**PROBLEM:** Set down every record below exactly as it stands, leaving out the pictures.
BEGIN DATA SUPPLIED
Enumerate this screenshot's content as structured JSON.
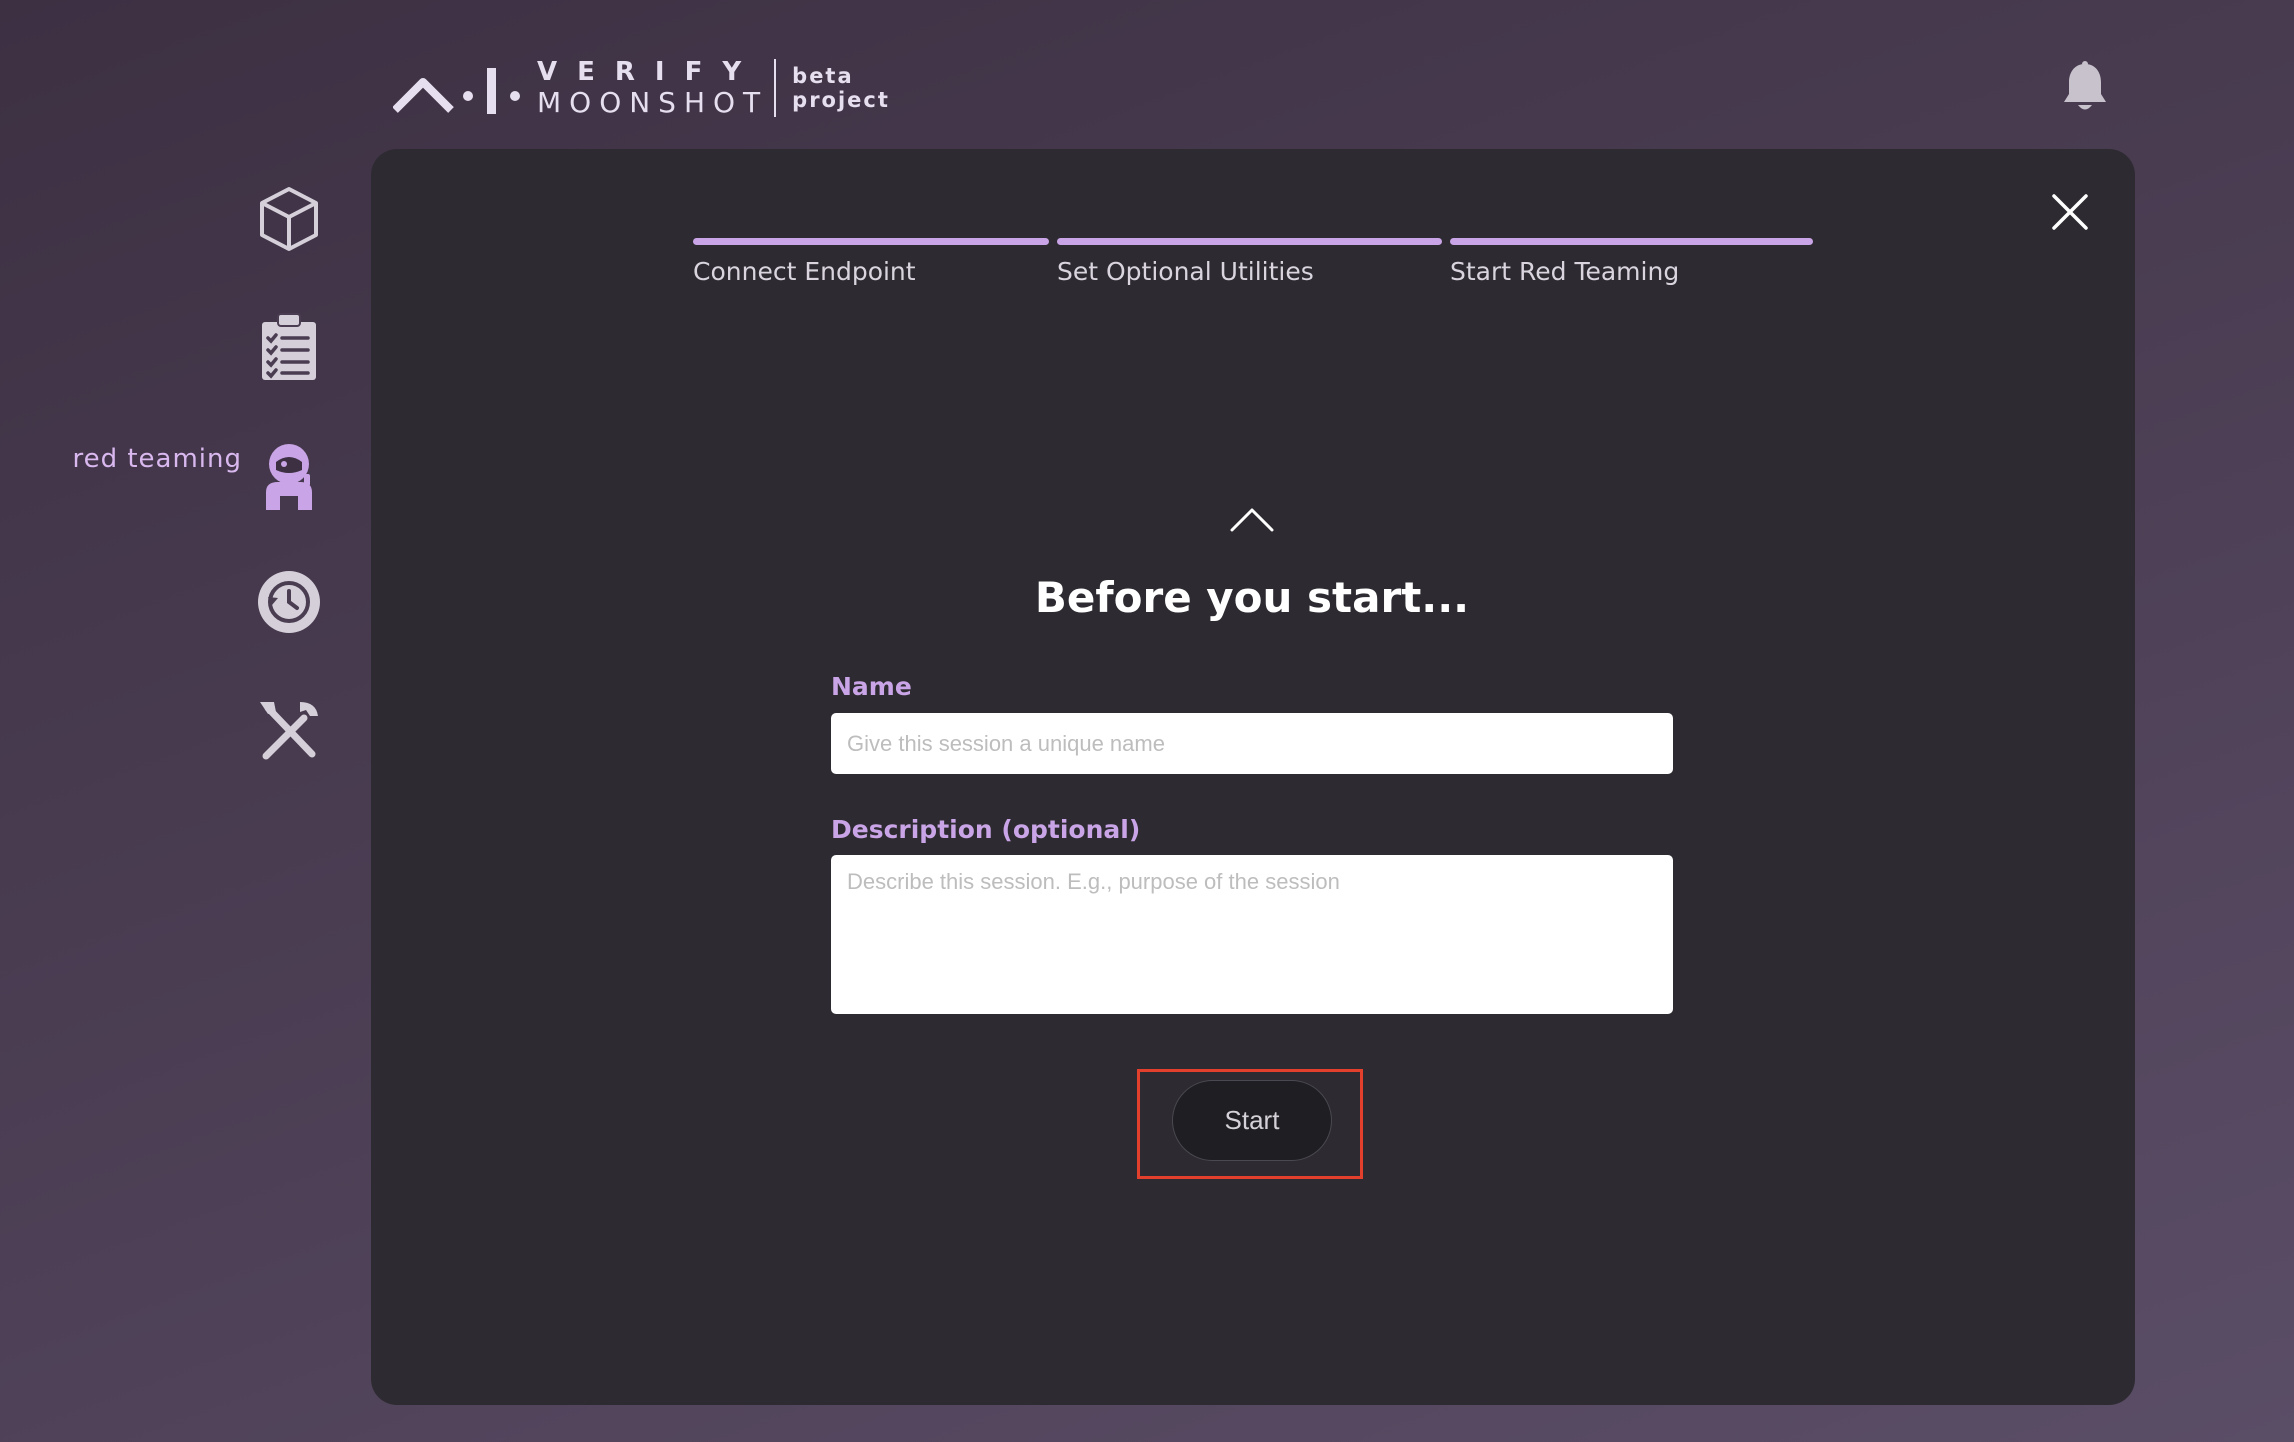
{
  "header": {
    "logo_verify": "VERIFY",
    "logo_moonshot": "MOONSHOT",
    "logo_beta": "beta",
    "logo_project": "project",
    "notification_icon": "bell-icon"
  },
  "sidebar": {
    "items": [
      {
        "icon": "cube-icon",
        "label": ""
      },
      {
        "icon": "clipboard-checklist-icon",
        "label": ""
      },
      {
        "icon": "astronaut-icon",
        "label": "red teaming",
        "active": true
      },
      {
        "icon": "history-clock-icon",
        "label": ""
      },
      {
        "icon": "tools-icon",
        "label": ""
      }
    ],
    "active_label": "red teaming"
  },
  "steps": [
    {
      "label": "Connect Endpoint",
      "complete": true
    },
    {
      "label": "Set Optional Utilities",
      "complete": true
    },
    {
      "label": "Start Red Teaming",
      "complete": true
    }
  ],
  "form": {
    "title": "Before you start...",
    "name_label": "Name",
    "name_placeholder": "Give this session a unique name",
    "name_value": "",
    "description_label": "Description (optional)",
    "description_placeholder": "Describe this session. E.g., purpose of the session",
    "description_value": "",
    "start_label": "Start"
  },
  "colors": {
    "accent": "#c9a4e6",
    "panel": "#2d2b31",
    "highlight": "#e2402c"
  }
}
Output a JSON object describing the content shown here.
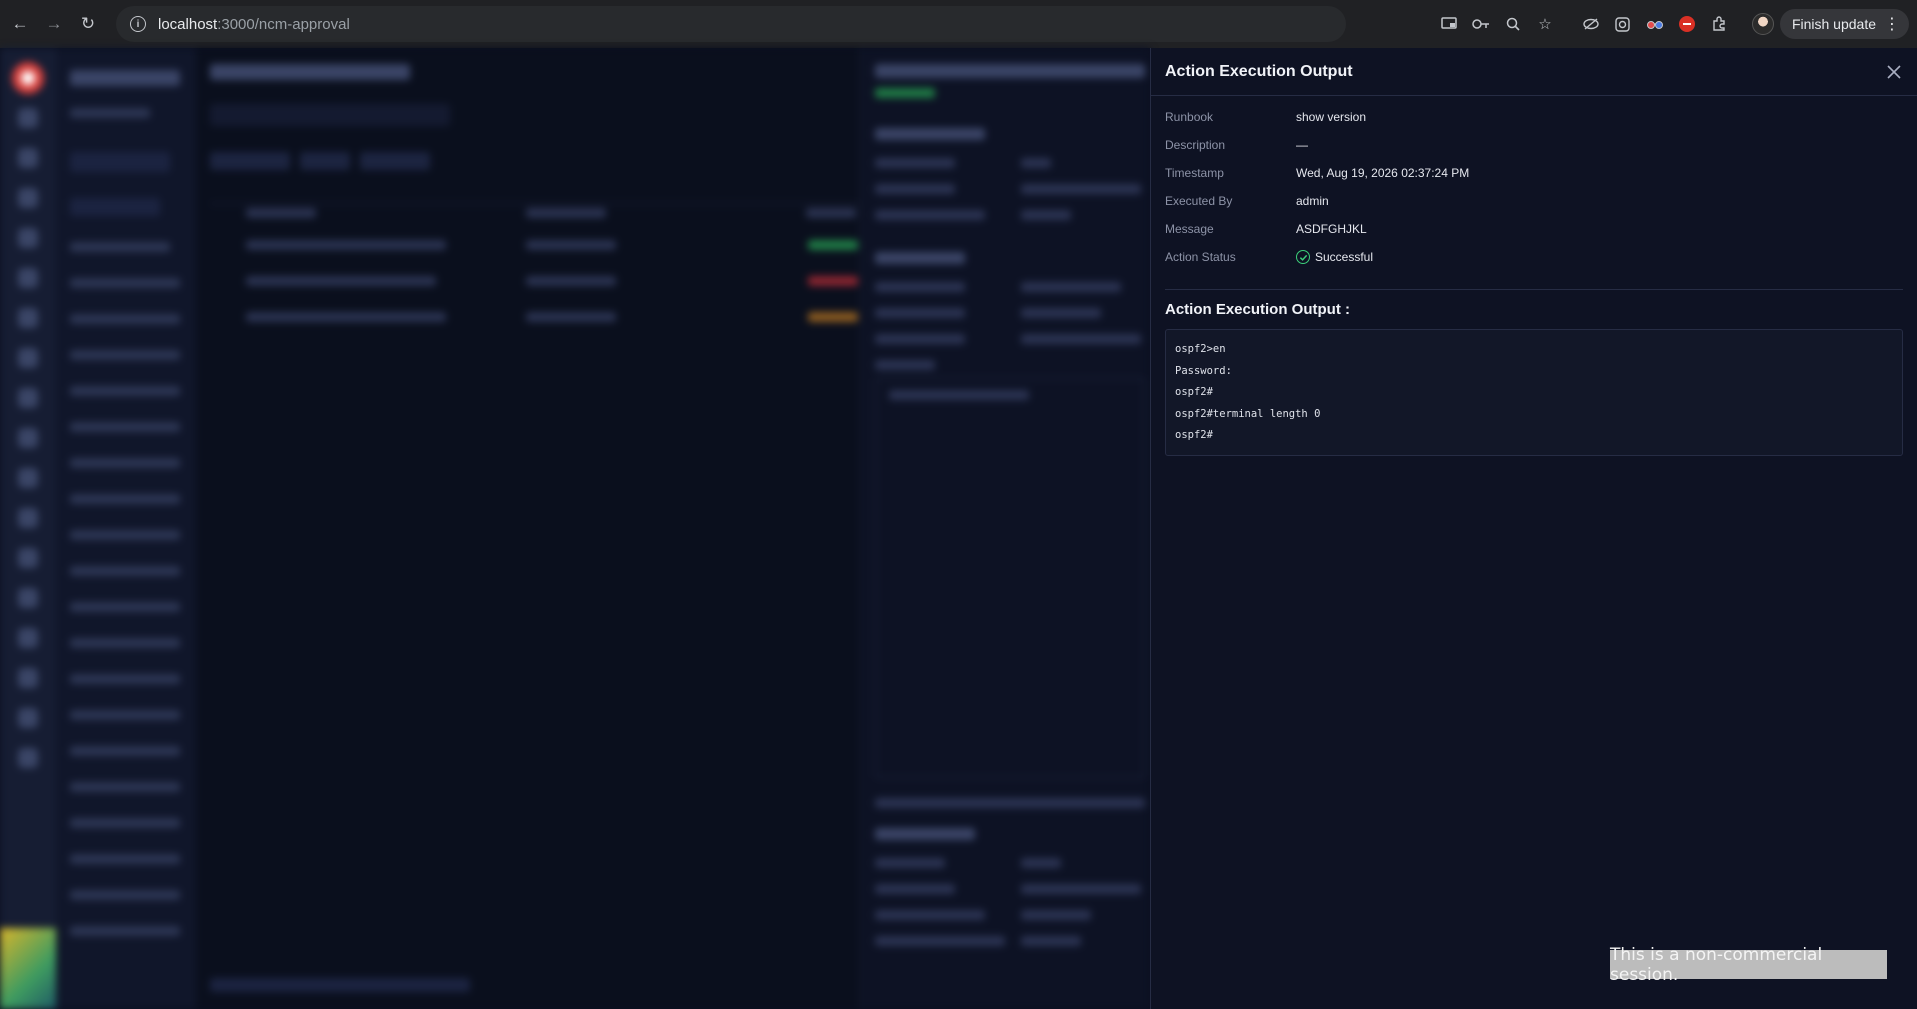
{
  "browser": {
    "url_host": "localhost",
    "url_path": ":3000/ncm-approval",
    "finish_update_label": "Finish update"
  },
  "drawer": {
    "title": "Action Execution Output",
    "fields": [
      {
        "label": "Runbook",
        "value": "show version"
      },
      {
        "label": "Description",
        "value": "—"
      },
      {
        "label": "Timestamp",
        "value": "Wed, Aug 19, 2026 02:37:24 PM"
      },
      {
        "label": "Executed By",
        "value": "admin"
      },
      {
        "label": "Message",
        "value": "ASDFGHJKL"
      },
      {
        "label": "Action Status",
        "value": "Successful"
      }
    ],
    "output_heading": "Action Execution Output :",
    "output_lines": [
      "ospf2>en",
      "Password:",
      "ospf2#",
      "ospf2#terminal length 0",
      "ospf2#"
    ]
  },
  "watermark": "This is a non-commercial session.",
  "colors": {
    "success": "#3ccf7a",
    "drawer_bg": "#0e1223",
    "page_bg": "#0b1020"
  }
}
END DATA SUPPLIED
**FINISHED EXERCISE:**
Enumerate this screenshot's content as structured JSON.
{
  "header": {
    "logo_verify": "VERIFY",
    "logo_moonshot": "MOONSHOT",
    "logo_beta": "beta",
    "logo_project": "project",
    "notification_icon": "bell-icon"
  },
  "sidebar": {
    "items": [
      {
        "icon": "cube-icon",
        "label": ""
      },
      {
        "icon": "clipboard-checklist-icon",
        "label": ""
      },
      {
        "icon": "astronaut-icon",
        "label": "red teaming",
        "active": true
      },
      {
        "icon": "history-clock-icon",
        "label": ""
      },
      {
        "icon": "tools-icon",
        "label": ""
      }
    ],
    "active_label": "red teaming"
  },
  "steps": [
    {
      "label": "Connect Endpoint",
      "complete": true
    },
    {
      "label": "Set Optional Utilities",
      "complete": true
    },
    {
      "label": "Start Red Teaming",
      "complete": true
    }
  ],
  "form": {
    "title": "Before you start...",
    "name_label": "Name",
    "name_placeholder": "Give this session a unique name",
    "name_value": "",
    "description_label": "Description (optional)",
    "description_placeholder": "Describe this session. E.g., purpose of the session",
    "description_value": "",
    "start_label": "Start"
  },
  "colors": {
    "accent": "#c9a4e6",
    "panel": "#2d2b31",
    "highlight": "#e2402c"
  }
}
Output a JSON object describing the content shown here.
{
  "browser": {
    "url_host": "localhost",
    "url_path": ":3000/ncm-approval",
    "finish_update_label": "Finish update"
  },
  "drawer": {
    "title": "Action Execution Output",
    "fields": [
      {
        "label": "Runbook",
        "value": "show version"
      },
      {
        "label": "Description",
        "value": "—"
      },
      {
        "label": "Timestamp",
        "value": "Wed, Aug 19, 2026 02:37:24 PM"
      },
      {
        "label": "Executed By",
        "value": "admin"
      },
      {
        "label": "Message",
        "value": "ASDFGHJKL"
      },
      {
        "label": "Action Status",
        "value": "Successful"
      }
    ],
    "output_heading": "Action Execution Output :",
    "output_lines": [
      "ospf2>en",
      "Password:",
      "ospf2#",
      "ospf2#terminal length 0",
      "ospf2#"
    ]
  },
  "watermark": "This is a non-commercial session.",
  "colors": {
    "success": "#3ccf7a",
    "drawer_bg": "#0e1223",
    "page_bg": "#0b1020"
  }
}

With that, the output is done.